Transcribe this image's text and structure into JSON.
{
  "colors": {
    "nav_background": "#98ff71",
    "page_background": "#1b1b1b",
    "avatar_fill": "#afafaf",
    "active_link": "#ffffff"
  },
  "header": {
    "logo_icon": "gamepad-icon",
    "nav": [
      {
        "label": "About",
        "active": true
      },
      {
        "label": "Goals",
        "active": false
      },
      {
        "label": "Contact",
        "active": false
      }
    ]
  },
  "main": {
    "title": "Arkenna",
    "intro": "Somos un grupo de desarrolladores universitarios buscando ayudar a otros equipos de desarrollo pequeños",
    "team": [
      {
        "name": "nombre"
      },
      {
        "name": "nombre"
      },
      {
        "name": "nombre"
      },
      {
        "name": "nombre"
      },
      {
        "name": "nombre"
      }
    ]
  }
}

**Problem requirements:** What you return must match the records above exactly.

**Exercise result:**
Transcribe this image's text and structure into JSON.
{
  "colors": {
    "nav_background": "#98ff71",
    "page_background": "#1b1b1b",
    "avatar_fill": "#afafaf",
    "active_link": "#ffffff"
  },
  "header": {
    "logo_icon": "gamepad-icon",
    "nav": [
      {
        "label": "About",
        "active": true
      },
      {
        "label": "Goals",
        "active": false
      },
      {
        "label": "Contact",
        "active": false
      }
    ]
  },
  "main": {
    "title": "Arkenna",
    "intro": "Somos un grupo de desarrolladores universitarios buscando ayudar a otros equipos de desarrollo pequeños",
    "team": [
      {
        "name": "nombre"
      },
      {
        "name": "nombre"
      },
      {
        "name": "nombre"
      },
      {
        "name": "nombre"
      },
      {
        "name": "nombre"
      }
    ]
  }
}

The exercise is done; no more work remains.